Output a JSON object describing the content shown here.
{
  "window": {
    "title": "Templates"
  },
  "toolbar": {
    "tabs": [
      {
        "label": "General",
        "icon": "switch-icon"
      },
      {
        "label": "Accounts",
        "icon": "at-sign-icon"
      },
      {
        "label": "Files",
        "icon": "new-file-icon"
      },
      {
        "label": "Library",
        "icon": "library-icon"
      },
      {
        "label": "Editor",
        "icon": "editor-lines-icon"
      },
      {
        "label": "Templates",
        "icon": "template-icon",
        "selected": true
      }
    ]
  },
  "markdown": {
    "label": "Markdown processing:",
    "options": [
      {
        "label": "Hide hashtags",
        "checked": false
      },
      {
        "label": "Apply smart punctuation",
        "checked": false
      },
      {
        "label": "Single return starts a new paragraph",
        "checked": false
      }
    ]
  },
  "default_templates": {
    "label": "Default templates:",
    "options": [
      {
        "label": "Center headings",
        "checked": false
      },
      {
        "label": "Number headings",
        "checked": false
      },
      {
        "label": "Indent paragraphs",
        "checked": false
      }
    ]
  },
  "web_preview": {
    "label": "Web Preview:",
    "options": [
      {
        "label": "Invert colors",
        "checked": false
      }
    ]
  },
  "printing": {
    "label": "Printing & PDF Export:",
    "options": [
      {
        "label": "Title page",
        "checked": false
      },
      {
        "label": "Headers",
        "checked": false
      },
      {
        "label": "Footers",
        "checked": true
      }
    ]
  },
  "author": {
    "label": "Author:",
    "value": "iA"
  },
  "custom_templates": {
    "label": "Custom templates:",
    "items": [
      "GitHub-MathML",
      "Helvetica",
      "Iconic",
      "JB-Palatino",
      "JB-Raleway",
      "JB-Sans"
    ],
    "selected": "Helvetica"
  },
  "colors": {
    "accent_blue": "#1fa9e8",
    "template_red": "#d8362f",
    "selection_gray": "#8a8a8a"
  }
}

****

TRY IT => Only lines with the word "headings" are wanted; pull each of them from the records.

RESPONSE AREA =>
        "label": "Center headings",
        "label": "Number headings",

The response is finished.